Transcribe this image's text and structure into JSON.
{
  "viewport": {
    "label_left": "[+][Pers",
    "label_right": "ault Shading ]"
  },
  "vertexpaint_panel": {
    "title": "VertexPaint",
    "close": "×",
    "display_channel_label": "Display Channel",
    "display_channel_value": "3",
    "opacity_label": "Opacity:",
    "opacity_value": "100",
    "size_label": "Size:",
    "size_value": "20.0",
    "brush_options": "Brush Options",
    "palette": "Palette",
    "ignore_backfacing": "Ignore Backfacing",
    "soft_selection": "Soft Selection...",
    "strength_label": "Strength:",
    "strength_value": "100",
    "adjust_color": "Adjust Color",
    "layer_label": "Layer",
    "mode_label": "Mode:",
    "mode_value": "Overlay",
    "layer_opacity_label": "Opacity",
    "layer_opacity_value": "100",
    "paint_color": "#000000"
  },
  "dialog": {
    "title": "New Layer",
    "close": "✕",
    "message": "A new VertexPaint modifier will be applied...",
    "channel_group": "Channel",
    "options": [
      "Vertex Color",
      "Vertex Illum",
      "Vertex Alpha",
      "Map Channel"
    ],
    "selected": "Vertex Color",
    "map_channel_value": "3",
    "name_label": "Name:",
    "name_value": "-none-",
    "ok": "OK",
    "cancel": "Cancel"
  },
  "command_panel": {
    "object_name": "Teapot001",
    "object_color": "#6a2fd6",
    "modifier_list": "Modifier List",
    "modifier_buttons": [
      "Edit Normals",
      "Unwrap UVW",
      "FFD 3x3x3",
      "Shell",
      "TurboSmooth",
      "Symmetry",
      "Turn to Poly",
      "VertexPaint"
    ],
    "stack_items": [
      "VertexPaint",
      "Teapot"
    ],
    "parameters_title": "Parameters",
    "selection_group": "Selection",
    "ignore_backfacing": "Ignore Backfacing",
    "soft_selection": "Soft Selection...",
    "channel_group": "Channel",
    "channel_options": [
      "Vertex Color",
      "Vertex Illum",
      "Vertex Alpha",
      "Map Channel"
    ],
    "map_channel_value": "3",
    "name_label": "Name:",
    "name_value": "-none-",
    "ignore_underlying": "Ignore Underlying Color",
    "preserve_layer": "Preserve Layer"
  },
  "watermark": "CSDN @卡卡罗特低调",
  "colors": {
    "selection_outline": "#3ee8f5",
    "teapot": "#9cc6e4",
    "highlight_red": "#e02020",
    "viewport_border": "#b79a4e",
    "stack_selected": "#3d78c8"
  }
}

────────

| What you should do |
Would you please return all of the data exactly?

| Task output |
Transcribe this image's text and structure into JSON.
{
  "viewport": {
    "label_left": "[+][Pers",
    "label_right": "ault Shading ]"
  },
  "vertexpaint_panel": {
    "title": "VertexPaint",
    "close": "×",
    "display_channel_label": "Display Channel",
    "display_channel_value": "3",
    "opacity_label": "Opacity:",
    "opacity_value": "100",
    "size_label": "Size:",
    "size_value": "20.0",
    "brush_options": "Brush Options",
    "palette": "Palette",
    "ignore_backfacing": "Ignore Backfacing",
    "soft_selection": "Soft Selection...",
    "strength_label": "Strength:",
    "strength_value": "100",
    "adjust_color": "Adjust Color",
    "layer_label": "Layer",
    "mode_label": "Mode:",
    "mode_value": "Overlay",
    "layer_opacity_label": "Opacity",
    "layer_opacity_value": "100",
    "paint_color": "#000000"
  },
  "dialog": {
    "title": "New Layer",
    "close": "✕",
    "message": "A new VertexPaint modifier will be applied...",
    "channel_group": "Channel",
    "options": [
      "Vertex Color",
      "Vertex Illum",
      "Vertex Alpha",
      "Map Channel"
    ],
    "selected": "Vertex Color",
    "map_channel_value": "3",
    "name_label": "Name:",
    "name_value": "-none-",
    "ok": "OK",
    "cancel": "Cancel"
  },
  "command_panel": {
    "object_name": "Teapot001",
    "object_color": "#6a2fd6",
    "modifier_list": "Modifier List",
    "modifier_buttons": [
      "Edit Normals",
      "Unwrap UVW",
      "FFD 3x3x3",
      "Shell",
      "TurboSmooth",
      "Symmetry",
      "Turn to Poly",
      "VertexPaint"
    ],
    "stack_items": [
      "VertexPaint",
      "Teapot"
    ],
    "parameters_title": "Parameters",
    "selection_group": "Selection",
    "ignore_backfacing": "Ignore Backfacing",
    "soft_selection": "Soft Selection...",
    "channel_group": "Channel",
    "channel_options": [
      "Vertex Color",
      "Vertex Illum",
      "Vertex Alpha",
      "Map Channel"
    ],
    "map_channel_value": "3",
    "name_label": "Name:",
    "name_value": "-none-",
    "ignore_underlying": "Ignore Underlying Color",
    "preserve_layer": "Preserve Layer"
  },
  "watermark": "CSDN @卡卡罗特低调",
  "colors": {
    "selection_outline": "#3ee8f5",
    "teapot": "#9cc6e4",
    "highlight_red": "#e02020",
    "viewport_border": "#b79a4e",
    "stack_selected": "#3d78c8"
  }
}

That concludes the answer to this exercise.